EXERCISE BRIEF>
Go over the listing below line by line, and return each one holding the string "What".

GIVEN DATA>
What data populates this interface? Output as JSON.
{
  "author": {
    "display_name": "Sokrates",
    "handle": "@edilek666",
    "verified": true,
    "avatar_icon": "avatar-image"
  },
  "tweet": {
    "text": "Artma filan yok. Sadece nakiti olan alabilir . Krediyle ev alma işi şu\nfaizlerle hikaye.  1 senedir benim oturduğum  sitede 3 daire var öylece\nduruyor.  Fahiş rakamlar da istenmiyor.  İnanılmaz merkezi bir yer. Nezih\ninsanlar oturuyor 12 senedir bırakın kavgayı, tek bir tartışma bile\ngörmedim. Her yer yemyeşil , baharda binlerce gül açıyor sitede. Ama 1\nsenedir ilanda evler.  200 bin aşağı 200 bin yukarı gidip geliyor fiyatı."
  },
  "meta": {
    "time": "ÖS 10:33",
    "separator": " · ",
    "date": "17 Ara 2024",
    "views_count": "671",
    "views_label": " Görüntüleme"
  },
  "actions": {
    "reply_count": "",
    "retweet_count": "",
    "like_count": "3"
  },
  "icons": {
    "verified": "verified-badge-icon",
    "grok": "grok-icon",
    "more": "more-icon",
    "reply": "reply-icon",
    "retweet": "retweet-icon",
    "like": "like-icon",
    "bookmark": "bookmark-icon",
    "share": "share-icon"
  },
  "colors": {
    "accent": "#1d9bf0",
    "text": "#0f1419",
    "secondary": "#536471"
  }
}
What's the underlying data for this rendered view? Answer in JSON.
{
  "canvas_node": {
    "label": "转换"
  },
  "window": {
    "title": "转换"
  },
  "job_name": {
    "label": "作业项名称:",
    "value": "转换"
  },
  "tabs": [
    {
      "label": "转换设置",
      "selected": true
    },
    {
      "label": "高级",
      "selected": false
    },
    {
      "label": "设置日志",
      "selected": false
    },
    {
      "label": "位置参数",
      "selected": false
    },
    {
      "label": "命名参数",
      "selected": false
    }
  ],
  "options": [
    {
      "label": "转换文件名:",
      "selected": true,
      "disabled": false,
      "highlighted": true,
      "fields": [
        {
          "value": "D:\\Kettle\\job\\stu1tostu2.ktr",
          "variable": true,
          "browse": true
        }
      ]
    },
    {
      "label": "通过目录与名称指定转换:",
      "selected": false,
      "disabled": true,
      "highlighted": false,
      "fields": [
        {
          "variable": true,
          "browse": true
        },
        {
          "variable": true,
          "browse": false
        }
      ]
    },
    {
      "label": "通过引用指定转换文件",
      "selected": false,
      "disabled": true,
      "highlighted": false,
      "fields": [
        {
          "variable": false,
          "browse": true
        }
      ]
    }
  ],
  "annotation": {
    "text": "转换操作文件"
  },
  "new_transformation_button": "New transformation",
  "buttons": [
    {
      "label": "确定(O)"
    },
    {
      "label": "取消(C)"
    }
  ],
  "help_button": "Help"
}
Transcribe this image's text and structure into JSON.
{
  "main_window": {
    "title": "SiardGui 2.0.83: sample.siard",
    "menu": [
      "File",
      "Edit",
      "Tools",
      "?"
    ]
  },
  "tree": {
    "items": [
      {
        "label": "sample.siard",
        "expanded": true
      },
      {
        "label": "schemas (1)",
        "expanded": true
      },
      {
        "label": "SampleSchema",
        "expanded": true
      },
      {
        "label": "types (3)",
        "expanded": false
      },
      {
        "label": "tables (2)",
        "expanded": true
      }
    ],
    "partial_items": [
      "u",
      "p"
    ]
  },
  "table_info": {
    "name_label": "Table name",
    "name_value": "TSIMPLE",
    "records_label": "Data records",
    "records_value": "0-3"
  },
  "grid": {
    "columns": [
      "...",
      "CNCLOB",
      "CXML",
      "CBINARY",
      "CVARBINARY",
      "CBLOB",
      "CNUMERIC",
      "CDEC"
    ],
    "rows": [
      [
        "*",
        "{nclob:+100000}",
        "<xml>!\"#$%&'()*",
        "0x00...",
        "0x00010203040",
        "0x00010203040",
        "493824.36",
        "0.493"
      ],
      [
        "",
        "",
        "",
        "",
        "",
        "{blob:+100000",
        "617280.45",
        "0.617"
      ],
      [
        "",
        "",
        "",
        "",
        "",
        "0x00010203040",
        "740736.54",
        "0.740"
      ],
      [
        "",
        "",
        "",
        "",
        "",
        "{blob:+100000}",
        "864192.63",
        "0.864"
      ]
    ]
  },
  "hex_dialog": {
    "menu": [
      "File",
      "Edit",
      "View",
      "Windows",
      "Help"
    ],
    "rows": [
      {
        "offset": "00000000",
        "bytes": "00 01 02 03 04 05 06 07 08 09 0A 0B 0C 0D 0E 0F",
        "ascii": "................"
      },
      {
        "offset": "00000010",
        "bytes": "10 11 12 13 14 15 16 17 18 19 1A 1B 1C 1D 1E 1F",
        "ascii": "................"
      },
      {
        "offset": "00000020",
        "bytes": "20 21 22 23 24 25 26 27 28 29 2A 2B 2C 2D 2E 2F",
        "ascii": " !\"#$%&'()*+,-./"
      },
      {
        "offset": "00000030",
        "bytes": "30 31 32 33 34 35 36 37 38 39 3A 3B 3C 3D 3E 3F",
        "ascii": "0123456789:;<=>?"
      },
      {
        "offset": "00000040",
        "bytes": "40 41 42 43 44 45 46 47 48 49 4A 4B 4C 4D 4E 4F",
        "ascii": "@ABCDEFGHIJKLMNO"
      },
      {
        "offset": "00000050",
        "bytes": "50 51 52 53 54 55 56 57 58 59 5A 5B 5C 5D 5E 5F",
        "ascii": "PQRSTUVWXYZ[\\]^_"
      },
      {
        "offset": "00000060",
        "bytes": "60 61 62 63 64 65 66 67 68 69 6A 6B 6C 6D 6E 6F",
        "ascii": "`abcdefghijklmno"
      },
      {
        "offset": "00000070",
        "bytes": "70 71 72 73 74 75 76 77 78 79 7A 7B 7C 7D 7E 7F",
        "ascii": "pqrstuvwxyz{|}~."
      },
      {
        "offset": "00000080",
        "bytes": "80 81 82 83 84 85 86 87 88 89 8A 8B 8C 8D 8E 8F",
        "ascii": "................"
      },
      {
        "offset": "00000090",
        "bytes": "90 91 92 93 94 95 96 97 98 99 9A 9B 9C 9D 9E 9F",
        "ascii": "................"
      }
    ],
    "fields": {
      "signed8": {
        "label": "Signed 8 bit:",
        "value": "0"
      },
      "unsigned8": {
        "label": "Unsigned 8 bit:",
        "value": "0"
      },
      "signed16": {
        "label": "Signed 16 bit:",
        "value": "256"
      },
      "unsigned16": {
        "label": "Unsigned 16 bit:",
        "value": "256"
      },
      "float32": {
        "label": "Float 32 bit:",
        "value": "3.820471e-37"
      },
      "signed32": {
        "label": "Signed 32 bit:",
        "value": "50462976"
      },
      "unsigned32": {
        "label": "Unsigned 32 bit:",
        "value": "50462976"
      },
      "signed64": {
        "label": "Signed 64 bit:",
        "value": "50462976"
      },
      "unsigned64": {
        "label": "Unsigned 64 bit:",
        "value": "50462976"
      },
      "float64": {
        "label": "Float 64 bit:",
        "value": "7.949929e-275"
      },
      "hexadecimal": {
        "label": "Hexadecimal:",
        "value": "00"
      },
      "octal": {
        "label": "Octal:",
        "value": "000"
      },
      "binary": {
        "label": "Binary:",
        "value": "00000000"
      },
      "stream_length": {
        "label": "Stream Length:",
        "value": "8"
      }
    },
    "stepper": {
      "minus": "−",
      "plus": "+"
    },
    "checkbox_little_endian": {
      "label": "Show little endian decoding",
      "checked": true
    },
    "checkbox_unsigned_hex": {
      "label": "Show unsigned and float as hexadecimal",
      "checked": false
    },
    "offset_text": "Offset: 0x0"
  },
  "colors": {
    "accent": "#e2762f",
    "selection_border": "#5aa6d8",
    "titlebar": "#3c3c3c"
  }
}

SOLUTION TO THIS EXERCISE>
What data populates this interface? Output as JSON.
What's the underlying data for this rendered view? Answer in JSON.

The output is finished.